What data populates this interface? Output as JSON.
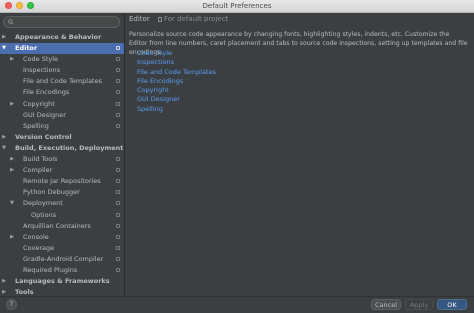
{
  "window": {
    "title": "Default Preferences"
  },
  "search": {
    "placeholder": ""
  },
  "sidebar": {
    "items": [
      {
        "label": "Appearance & Behavior",
        "level": 0,
        "expandable": true,
        "expanded": false,
        "bold": true,
        "selected": false,
        "copy_icon": false
      },
      {
        "label": "Editor",
        "level": 0,
        "expandable": true,
        "expanded": true,
        "bold": true,
        "selected": true,
        "copy_icon": true
      },
      {
        "label": "Code Style",
        "level": 1,
        "expandable": true,
        "expanded": false,
        "bold": false,
        "selected": false,
        "copy_icon": true
      },
      {
        "label": "Inspections",
        "level": 1,
        "expandable": false,
        "bold": false,
        "selected": false,
        "copy_icon": true
      },
      {
        "label": "File and Code Templates",
        "level": 1,
        "expandable": false,
        "bold": false,
        "selected": false,
        "copy_icon": true
      },
      {
        "label": "File Encodings",
        "level": 1,
        "expandable": false,
        "bold": false,
        "selected": false,
        "copy_icon": true
      },
      {
        "label": "Copyright",
        "level": 1,
        "expandable": true,
        "expanded": false,
        "bold": false,
        "selected": false,
        "copy_icon": true
      },
      {
        "label": "GUI Designer",
        "level": 1,
        "expandable": false,
        "bold": false,
        "selected": false,
        "copy_icon": true
      },
      {
        "label": "Spelling",
        "level": 1,
        "expandable": false,
        "bold": false,
        "selected": false,
        "copy_icon": true
      },
      {
        "label": "Version Control",
        "level": 0,
        "expandable": true,
        "expanded": false,
        "bold": true,
        "selected": false,
        "copy_icon": false
      },
      {
        "label": "Build, Execution, Deployment",
        "level": 0,
        "expandable": true,
        "expanded": true,
        "bold": true,
        "selected": false,
        "copy_icon": false
      },
      {
        "label": "Build Tools",
        "level": 1,
        "expandable": true,
        "expanded": false,
        "bold": false,
        "selected": false,
        "copy_icon": true
      },
      {
        "label": "Compiler",
        "level": 1,
        "expandable": true,
        "expanded": false,
        "bold": false,
        "selected": false,
        "copy_icon": true
      },
      {
        "label": "Remote Jar Repositories",
        "level": 1,
        "expandable": false,
        "bold": false,
        "selected": false,
        "copy_icon": true
      },
      {
        "label": "Python Debugger",
        "level": 1,
        "expandable": false,
        "bold": false,
        "selected": false,
        "copy_icon": true
      },
      {
        "label": "Deployment",
        "level": 1,
        "expandable": true,
        "expanded": true,
        "bold": false,
        "selected": false,
        "copy_icon": true
      },
      {
        "label": "Options",
        "level": 2,
        "expandable": false,
        "bold": false,
        "selected": false,
        "copy_icon": true
      },
      {
        "label": "Arquillian Containers",
        "level": 1,
        "expandable": false,
        "bold": false,
        "selected": false,
        "copy_icon": true
      },
      {
        "label": "Console",
        "level": 1,
        "expandable": true,
        "expanded": false,
        "bold": false,
        "selected": false,
        "copy_icon": true
      },
      {
        "label": "Coverage",
        "level": 1,
        "expandable": false,
        "bold": false,
        "selected": false,
        "copy_icon": true
      },
      {
        "label": "Gradle-Android Compiler",
        "level": 1,
        "expandable": false,
        "bold": false,
        "selected": false,
        "copy_icon": true
      },
      {
        "label": "Required Plugins",
        "level": 1,
        "expandable": false,
        "bold": false,
        "selected": false,
        "copy_icon": true
      },
      {
        "label": "Languages & Frameworks",
        "level": 0,
        "expandable": true,
        "expanded": false,
        "bold": true,
        "selected": false,
        "copy_icon": false
      },
      {
        "label": "Tools",
        "level": 0,
        "expandable": true,
        "expanded": false,
        "bold": true,
        "selected": false,
        "copy_icon": false
      }
    ]
  },
  "main": {
    "breadcrumb": "Editor",
    "breadcrumb_sub": "For default project",
    "description": "Personalize source code appearance by changing fonts, highlighting styles, indents, etc. Customize the Editor from line numbers, caret placement and tabs to source code inspections, setting up templates and file encodings.",
    "links": [
      "Code Style",
      "Inspections",
      "File and Code Templates",
      "File Encodings",
      "Copyright",
      "GUI Designer",
      "Spelling"
    ]
  },
  "footer": {
    "help_label": "?",
    "cancel_label": "Cancel",
    "apply_label": "Apply",
    "ok_label": "OK"
  },
  "colors": {
    "background": "#3c3f41",
    "selection": "#4b6eaf",
    "link": "#589df6",
    "primary_button": "#365880"
  }
}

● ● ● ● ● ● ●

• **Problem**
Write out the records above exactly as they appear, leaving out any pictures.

• **Exercise output**
What data populates this interface? Output as JSON.
{
  "window": {
    "title": "Default Preferences"
  },
  "search": {
    "placeholder": ""
  },
  "sidebar": {
    "items": [
      {
        "label": "Appearance & Behavior",
        "level": 0,
        "expandable": true,
        "expanded": false,
        "bold": true,
        "selected": false,
        "copy_icon": false
      },
      {
        "label": "Editor",
        "level": 0,
        "expandable": true,
        "expanded": true,
        "bold": true,
        "selected": true,
        "copy_icon": true
      },
      {
        "label": "Code Style",
        "level": 1,
        "expandable": true,
        "expanded": false,
        "bold": false,
        "selected": false,
        "copy_icon": true
      },
      {
        "label": "Inspections",
        "level": 1,
        "expandable": false,
        "bold": false,
        "selected": false,
        "copy_icon": true
      },
      {
        "label": "File and Code Templates",
        "level": 1,
        "expandable": false,
        "bold": false,
        "selected": false,
        "copy_icon": true
      },
      {
        "label": "File Encodings",
        "level": 1,
        "expandable": false,
        "bold": false,
        "selected": false,
        "copy_icon": true
      },
      {
        "label": "Copyright",
        "level": 1,
        "expandable": true,
        "expanded": false,
        "bold": false,
        "selected": false,
        "copy_icon": true
      },
      {
        "label": "GUI Designer",
        "level": 1,
        "expandable": false,
        "bold": false,
        "selected": false,
        "copy_icon": true
      },
      {
        "label": "Spelling",
        "level": 1,
        "expandable": false,
        "bold": false,
        "selected": false,
        "copy_icon": true
      },
      {
        "label": "Version Control",
        "level": 0,
        "expandable": true,
        "expanded": false,
        "bold": true,
        "selected": false,
        "copy_icon": false
      },
      {
        "label": "Build, Execution, Deployment",
        "level": 0,
        "expandable": true,
        "expanded": true,
        "bold": true,
        "selected": false,
        "copy_icon": false
      },
      {
        "label": "Build Tools",
        "level": 1,
        "expandable": true,
        "expanded": false,
        "bold": false,
        "selected": false,
        "copy_icon": true
      },
      {
        "label": "Compiler",
        "level": 1,
        "expandable": true,
        "expanded": false,
        "bold": false,
        "selected": false,
        "copy_icon": true
      },
      {
        "label": "Remote Jar Repositories",
        "level": 1,
        "expandable": false,
        "bold": false,
        "selected": false,
        "copy_icon": true
      },
      {
        "label": "Python Debugger",
        "level": 1,
        "expandable": false,
        "bold": false,
        "selected": false,
        "copy_icon": true
      },
      {
        "label": "Deployment",
        "level": 1,
        "expandable": true,
        "expanded": true,
        "bold": false,
        "selected": false,
        "copy_icon": true
      },
      {
        "label": "Options",
        "level": 2,
        "expandable": false,
        "bold": false,
        "selected": false,
        "copy_icon": true
      },
      {
        "label": "Arquillian Containers",
        "level": 1,
        "expandable": false,
        "bold": false,
        "selected": false,
        "copy_icon": true
      },
      {
        "label": "Console",
        "level": 1,
        "expandable": true,
        "expanded": false,
        "bold": false,
        "selected": false,
        "copy_icon": true
      },
      {
        "label": "Coverage",
        "level": 1,
        "expandable": false,
        "bold": false,
        "selected": false,
        "copy_icon": true
      },
      {
        "label": "Gradle-Android Compiler",
        "level": 1,
        "expandable": false,
        "bold": false,
        "selected": false,
        "copy_icon": true
      },
      {
        "label": "Required Plugins",
        "level": 1,
        "expandable": false,
        "bold": false,
        "selected": false,
        "copy_icon": true
      },
      {
        "label": "Languages & Frameworks",
        "level": 0,
        "expandable": true,
        "expanded": false,
        "bold": true,
        "selected": false,
        "copy_icon": false
      },
      {
        "label": "Tools",
        "level": 0,
        "expandable": true,
        "expanded": false,
        "bold": true,
        "selected": false,
        "copy_icon": false
      }
    ]
  },
  "main": {
    "breadcrumb": "Editor",
    "breadcrumb_sub": "For default project",
    "description": "Personalize source code appearance by changing fonts, highlighting styles, indents, etc. Customize the Editor from line numbers, caret placement and tabs to source code inspections, setting up templates and file encodings.",
    "links": [
      "Code Style",
      "Inspections",
      "File and Code Templates",
      "File Encodings",
      "Copyright",
      "GUI Designer",
      "Spelling"
    ]
  },
  "footer": {
    "help_label": "?",
    "cancel_label": "Cancel",
    "apply_label": "Apply",
    "ok_label": "OK"
  },
  "colors": {
    "background": "#3c3f41",
    "selection": "#4b6eaf",
    "link": "#589df6",
    "primary_button": "#365880"
  }
}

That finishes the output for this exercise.